I’ve stayed away from critiquing Obama’s ‘empathy’ line — because it’s become another instant blunt-instrument GOP talking point, but also because the less we can talk about empathy at this point, while still remaining humane human beings, the better. If I were in the business of adding to our crippling lingo, I’d go on about our unfortunate taste (Oprah, Tyra, etc.) for ‘empathy porn’ — the grotesque, commodified convergence point of Alasdair MacIntyre’s distaste for emotivism and his disdain of capitalism. But another reason I’ve tried to say little about empathy is that I can’t quite follow MacIntyre into the monastery on this one. I’d rather see if we can’t steer ourselves or one another toward marginally more noble dispositions and comportments within society.

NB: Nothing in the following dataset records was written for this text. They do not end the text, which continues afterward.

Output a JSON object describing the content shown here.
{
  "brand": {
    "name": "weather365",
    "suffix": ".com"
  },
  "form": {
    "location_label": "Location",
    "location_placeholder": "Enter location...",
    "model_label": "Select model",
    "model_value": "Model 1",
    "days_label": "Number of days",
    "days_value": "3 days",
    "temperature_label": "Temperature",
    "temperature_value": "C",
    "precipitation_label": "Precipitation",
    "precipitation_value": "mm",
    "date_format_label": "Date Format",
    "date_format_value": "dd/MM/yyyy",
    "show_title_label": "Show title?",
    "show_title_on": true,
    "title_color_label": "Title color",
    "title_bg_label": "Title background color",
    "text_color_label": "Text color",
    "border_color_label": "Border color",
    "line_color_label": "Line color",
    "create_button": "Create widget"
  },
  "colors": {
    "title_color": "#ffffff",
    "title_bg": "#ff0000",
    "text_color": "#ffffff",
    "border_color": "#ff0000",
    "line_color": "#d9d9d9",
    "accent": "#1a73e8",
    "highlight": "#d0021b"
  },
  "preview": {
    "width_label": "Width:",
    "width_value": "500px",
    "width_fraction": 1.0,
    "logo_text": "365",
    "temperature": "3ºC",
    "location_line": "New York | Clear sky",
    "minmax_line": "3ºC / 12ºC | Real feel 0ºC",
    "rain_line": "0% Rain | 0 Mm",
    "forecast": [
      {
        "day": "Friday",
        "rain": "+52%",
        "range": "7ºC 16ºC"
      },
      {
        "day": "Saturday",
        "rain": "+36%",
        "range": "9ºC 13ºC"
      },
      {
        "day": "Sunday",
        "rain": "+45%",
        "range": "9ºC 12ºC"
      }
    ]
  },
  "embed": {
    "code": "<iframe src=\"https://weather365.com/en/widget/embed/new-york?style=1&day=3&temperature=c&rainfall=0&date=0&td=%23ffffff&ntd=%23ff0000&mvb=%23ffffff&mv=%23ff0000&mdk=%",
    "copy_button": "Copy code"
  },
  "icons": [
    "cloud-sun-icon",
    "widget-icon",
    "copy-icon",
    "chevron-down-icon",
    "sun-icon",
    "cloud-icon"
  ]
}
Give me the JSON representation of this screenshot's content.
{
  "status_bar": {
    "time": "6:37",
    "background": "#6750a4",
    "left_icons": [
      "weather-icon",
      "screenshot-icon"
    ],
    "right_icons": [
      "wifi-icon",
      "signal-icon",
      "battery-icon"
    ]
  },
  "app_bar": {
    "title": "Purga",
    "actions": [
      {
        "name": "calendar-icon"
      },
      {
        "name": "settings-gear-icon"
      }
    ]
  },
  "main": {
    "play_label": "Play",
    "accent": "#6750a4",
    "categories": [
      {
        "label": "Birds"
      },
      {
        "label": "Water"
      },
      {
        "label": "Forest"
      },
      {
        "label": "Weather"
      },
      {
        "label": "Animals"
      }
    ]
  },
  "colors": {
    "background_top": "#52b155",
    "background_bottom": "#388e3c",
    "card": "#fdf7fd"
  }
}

That said, Collins’ discussion of the e-word is undermined by her surely unconscious reliance on the ‘sense of’ crutch. She wants to say that ‘practicality’ — i.e., leaving the onus of change on citizens and legislatures themselves, rather than “push[ing] us forward on great concepts” — derives in large part from a judge’s “sense that” they aren’t Nietzschean legislators of values, which in turn derives from a “sense of humility” about, I suspect, the non-negotiability of values. Here Brooksian ‘epistemological modesty’ about facts is given a Weberian symmetry — the soft relativism of modesty about one’s own values. This cuts in a nice way against the mimetic pattern established by the ‘urgency of now’ standard commonly associated with social-justice movements. But it also erodes our understanding of what the various limits courts should and do encounter are , and of what the humility proper to a person, citizen, and appointed judge is.
Assuming you think such things can never be settled, except perhaps in stipulative legal fashion, let the point be that Collins’ ‘senses of’ close off our very ability to have an intelligible, precise, fruitful, and wise conversation about limits and humility. As it stands, she’s simply gesturing toward vague spirits, in as risibly thin yet domineering metaphysical fashion as any taboo appeal to God-given this or that. In juridical terms, ‘senses of limits’ and ‘senses of humility’ are our latest and greatest Brooding Omipresences . But, of course, they don’t brood; they emanate warm fuzzies. If we want any good idea of what limits and humility are — and how humility, in reference to a vertical of authority, might sit in quite a different conceptual category from humility in reference to horizontal boundaries — we have got to cut through the sugar-frosted cobwebs of our ‘senses of’ things and get down to the things themselves.